Directions for this task
Please retype the data in full, exactly as given.
┌──
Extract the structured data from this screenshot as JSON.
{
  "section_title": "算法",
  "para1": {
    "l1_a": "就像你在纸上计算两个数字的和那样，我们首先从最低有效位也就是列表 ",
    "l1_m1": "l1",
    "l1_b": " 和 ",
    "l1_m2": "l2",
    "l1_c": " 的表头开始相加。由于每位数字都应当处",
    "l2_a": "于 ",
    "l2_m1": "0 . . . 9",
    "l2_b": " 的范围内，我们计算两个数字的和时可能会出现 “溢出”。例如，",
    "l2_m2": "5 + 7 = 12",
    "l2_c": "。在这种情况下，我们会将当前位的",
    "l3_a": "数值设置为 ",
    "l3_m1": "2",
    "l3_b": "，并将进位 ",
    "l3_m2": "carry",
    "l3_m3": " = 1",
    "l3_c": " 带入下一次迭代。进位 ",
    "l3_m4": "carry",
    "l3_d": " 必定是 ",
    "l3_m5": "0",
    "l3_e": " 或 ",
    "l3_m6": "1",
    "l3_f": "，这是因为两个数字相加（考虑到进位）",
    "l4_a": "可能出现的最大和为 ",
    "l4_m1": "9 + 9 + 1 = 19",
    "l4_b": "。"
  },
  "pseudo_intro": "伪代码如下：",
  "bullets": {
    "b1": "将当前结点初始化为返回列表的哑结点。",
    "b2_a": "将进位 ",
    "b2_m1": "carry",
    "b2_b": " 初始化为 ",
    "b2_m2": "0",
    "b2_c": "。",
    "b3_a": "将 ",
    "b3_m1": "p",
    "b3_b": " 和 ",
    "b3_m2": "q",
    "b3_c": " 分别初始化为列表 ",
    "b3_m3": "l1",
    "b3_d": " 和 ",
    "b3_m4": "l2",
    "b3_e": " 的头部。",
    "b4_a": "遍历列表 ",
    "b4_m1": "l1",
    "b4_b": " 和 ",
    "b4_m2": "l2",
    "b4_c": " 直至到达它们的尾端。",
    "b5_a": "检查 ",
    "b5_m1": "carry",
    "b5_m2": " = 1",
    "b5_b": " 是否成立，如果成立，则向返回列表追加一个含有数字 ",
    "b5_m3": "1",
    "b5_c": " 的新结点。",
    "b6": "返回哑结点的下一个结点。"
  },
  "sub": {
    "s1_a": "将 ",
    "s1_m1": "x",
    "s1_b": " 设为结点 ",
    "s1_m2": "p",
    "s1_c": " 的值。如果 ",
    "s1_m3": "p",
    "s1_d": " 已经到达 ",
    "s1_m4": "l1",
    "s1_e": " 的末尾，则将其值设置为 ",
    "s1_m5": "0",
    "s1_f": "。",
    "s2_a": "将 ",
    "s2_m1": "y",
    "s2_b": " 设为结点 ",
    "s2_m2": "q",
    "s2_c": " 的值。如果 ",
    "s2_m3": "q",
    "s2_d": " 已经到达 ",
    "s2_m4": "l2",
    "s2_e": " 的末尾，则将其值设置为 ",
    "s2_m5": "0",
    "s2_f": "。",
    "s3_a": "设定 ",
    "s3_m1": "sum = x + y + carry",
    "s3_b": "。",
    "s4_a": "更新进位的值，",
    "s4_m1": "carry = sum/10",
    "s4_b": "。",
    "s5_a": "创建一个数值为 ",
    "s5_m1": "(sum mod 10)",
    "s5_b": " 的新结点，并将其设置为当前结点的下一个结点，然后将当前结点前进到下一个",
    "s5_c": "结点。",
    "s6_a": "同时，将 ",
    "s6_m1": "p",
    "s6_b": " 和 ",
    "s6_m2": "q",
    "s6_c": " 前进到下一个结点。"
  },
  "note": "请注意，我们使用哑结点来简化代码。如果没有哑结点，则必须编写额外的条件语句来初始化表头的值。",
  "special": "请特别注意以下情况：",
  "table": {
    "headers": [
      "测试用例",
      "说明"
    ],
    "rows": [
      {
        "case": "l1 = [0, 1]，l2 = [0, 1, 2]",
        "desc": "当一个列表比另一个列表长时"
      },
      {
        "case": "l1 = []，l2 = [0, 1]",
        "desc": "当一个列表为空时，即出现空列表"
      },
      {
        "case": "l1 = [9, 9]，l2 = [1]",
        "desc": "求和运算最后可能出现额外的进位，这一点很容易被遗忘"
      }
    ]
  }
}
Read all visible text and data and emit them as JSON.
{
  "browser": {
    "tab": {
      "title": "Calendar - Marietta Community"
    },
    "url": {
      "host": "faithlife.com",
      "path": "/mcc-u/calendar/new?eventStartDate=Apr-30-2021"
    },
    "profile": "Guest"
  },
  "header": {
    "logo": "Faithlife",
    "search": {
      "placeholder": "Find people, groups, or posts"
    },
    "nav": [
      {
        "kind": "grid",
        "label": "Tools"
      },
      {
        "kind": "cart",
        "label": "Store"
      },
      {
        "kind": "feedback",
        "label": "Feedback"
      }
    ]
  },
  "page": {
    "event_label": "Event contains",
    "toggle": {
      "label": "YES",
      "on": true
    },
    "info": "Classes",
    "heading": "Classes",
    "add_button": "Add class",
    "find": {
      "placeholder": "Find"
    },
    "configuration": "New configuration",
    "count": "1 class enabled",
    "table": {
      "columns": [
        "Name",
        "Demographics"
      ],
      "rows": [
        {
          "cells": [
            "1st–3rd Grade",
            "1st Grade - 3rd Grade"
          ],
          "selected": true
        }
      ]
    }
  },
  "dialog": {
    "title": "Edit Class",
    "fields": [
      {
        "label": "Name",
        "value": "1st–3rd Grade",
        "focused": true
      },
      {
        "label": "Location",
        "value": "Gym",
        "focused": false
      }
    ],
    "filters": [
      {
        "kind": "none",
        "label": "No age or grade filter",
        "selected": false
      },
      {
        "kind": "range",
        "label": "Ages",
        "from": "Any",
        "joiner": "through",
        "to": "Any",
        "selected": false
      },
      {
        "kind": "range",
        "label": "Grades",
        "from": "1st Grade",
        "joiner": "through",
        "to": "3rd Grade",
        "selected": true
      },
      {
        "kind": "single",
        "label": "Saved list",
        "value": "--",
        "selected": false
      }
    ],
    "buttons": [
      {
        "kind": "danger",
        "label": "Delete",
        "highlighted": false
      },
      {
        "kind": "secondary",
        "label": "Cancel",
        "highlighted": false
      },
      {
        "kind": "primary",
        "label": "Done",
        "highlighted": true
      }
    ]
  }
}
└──
Exercise solution
Extract the structured data from this screenshot as JSON.
{
  "section_title": "算法",
  "para1": {
    "l1_a": "就像你在纸上计算两个数字的和那样，我们首先从最低有效位也就是列表 ",
    "l1_m1": "l1",
    "l1_b": " 和 ",
    "l1_m2": "l2",
    "l1_c": " 的表头开始相加。由于每位数字都应当处",
    "l2_a": "于 ",
    "l2_m1": "0 . . . 9",
    "l2_b": " 的范围内，我们计算两个数字的和时可能会出现 “溢出”。例如，",
    "l2_m2": "5 + 7 = 12",
    "l2_c": "。在这种情况下，我们会将当前位的",
    "l3_a": "数值设置为 ",
    "l3_m1": "2",
    "l3_b": "，并将进位 ",
    "l3_m2": "carry",
    "l3_m3": " = 1",
    "l3_c": " 带入下一次迭代。进位 ",
    "l3_m4": "carry",
    "l3_d": " 必定是 ",
    "l3_m5": "0",
    "l3_e": " 或 ",
    "l3_m6": "1",
    "l3_f": "，这是因为两个数字相加（考虑到进位）",
    "l4_a": "可能出现的最大和为 ",
    "l4_m1": "9 + 9 + 1 = 19",
    "l4_b": "。"
  },
  "pseudo_intro": "伪代码如下：",
  "bullets": {
    "b1": "将当前结点初始化为返回列表的哑结点。",
    "b2_a": "将进位 ",
    "b2_m1": "carry",
    "b2_b": " 初始化为 ",
    "b2_m2": "0",
    "b2_c": "。",
    "b3_a": "将 ",
    "b3_m1": "p",
    "b3_b": " 和 ",
    "b3_m2": "q",
    "b3_c": " 分别初始化为列表 ",
    "b3_m3": "l1",
    "b3_d": " 和 ",
    "b3_m4": "l2",
    "b3_e": " 的头部。",
    "b4_a": "遍历列表 ",
    "b4_m1": "l1",
    "b4_b": " 和 ",
    "b4_m2": "l2",
    "b4_c": " 直至到达它们的尾端。",
    "b5_a": "检查 ",
    "b5_m1": "carry",
    "b5_m2": " = 1",
    "b5_b": " 是否成立，如果成立，则向返回列表追加一个含有数字 ",
    "b5_m3": "1",
    "b5_c": " 的新结点。",
    "b6": "返回哑结点的下一个结点。"
  },
  "sub": {
    "s1_a": "将 ",
    "s1_m1": "x",
    "s1_b": " 设为结点 ",
    "s1_m2": "p",
    "s1_c": " 的值。如果 ",
    "s1_m3": "p",
    "s1_d": " 已经到达 ",
    "s1_m4": "l1",
    "s1_e": " 的末尾，则将其值设置为 ",
    "s1_m5": "0",
    "s1_f": "。",
    "s2_a": "将 ",
    "s2_m1": "y",
    "s2_b": " 设为结点 ",
    "s2_m2": "q",
    "s2_c": " 的值。如果 ",
    "s2_m3": "q",
    "s2_d": " 已经到达 ",
    "s2_m4": "l2",
    "s2_e": " 的末尾，则将其值设置为 ",
    "s2_m5": "0",
    "s2_f": "。",
    "s3_a": "设定 ",
    "s3_m1": "sum = x + y + carry",
    "s3_b": "。",
    "s4_a": "更新进位的值，",
    "s4_m1": "carry = sum/10",
    "s4_b": "。",
    "s5_a": "创建一个数值为 ",
    "s5_m1": "(sum mod 10)",
    "s5_b": " 的新结点，并将其设置为当前结点的下一个结点，然后将当前结点前进到下一个",
    "s5_c": "结点。",
    "s6_a": "同时，将 ",
    "s6_m1": "p",
    "s6_b": " 和 ",
    "s6_m2": "q",
    "s6_c": " 前进到下一个结点。"
  },
  "note": "请注意，我们使用哑结点来简化代码。如果没有哑结点，则必须编写额外的条件语句来初始化表头的值。",
  "special": "请特别注意以下情况：",
  "table": {
    "headers": [
      "测试用例",
      "说明"
    ],
    "rows": [
      {
        "case": "l1 = [0, 1]，l2 = [0, 1, 2]",
        "desc": "当一个列表比另一个列表长时"
      },
      {
        "case": "l1 = []，l2 = [0, 1]",
        "desc": "当一个列表为空时，即出现空列表"
      },
      {
        "case": "l1 = [9, 9]，l2 = [1]",
        "desc": "求和运算最后可能出现额外的进位，这一点很容易被遗忘"
      }
    ]
  }
}
Read all visible text and data and emit them as JSON.
{
  "browser": {
    "tab": {
      "title": "Calendar - Marietta Community"
    },
    "url": {
      "host": "faithlife.com",
      "path": "/mcc-u/calendar/new?eventStartDate=Apr-30-2021"
    },
    "profile": "Guest"
  },
  "header": {
    "logo": "Faithlife",
    "search": {
      "placeholder": "Find people, groups, or posts"
    },
    "nav": [
      {
        "kind": "grid",
        "label": "Tools"
      },
      {
        "kind": "cart",
        "label": "Store"
      },
      {
        "kind": "feedback",
        "label": "Feedback"
      }
    ]
  },
  "page": {
    "event_label": "Event contains",
    "toggle": {
      "label": "YES",
      "on": true
    },
    "info": "Classes",
    "heading": "Classes",
    "add_button": "Add class",
    "find": {
      "placeholder": "Find"
    },
    "configuration": "New configuration",
    "count": "1 class enabled",
    "table": {
      "columns": [
        "Name",
        "Demographics"
      ],
      "rows": [
        {
          "cells": [
            "1st–3rd Grade",
            "1st Grade - 3rd Grade"
          ],
          "selected": true
        }
      ]
    }
  },
  "dialog": {
    "title": "Edit Class",
    "fields": [
      {
        "label": "Name",
        "value": "1st–3rd Grade",
        "focused": true
      },
      {
        "label": "Location",
        "value": "Gym",
        "focused": false
      }
    ],
    "filters": [
      {
        "kind": "none",
        "label": "No age or grade filter",
        "selected": false
      },
      {
        "kind": "range",
        "label": "Ages",
        "from": "Any",
        "joiner": "through",
        "to": "Any",
        "selected": false
      },
      {
        "kind": "range",
        "label": "Grades",
        "from": "1st Grade",
        "joiner": "through",
        "to": "3rd Grade",
        "selected": true
      },
      {
        "kind": "single",
        "label": "Saved list",
        "value": "--",
        "selected": false
      }
    ],
    "buttons": [
      {
        "kind": "danger",
        "label": "Delete",
        "highlighted": false
      },
      {
        "kind": "secondary",
        "label": "Cancel",
        "highlighted": false
      },
      {
        "kind": "primary",
        "label": "Done",
        "highlighted": true
      }
    ]
  }
}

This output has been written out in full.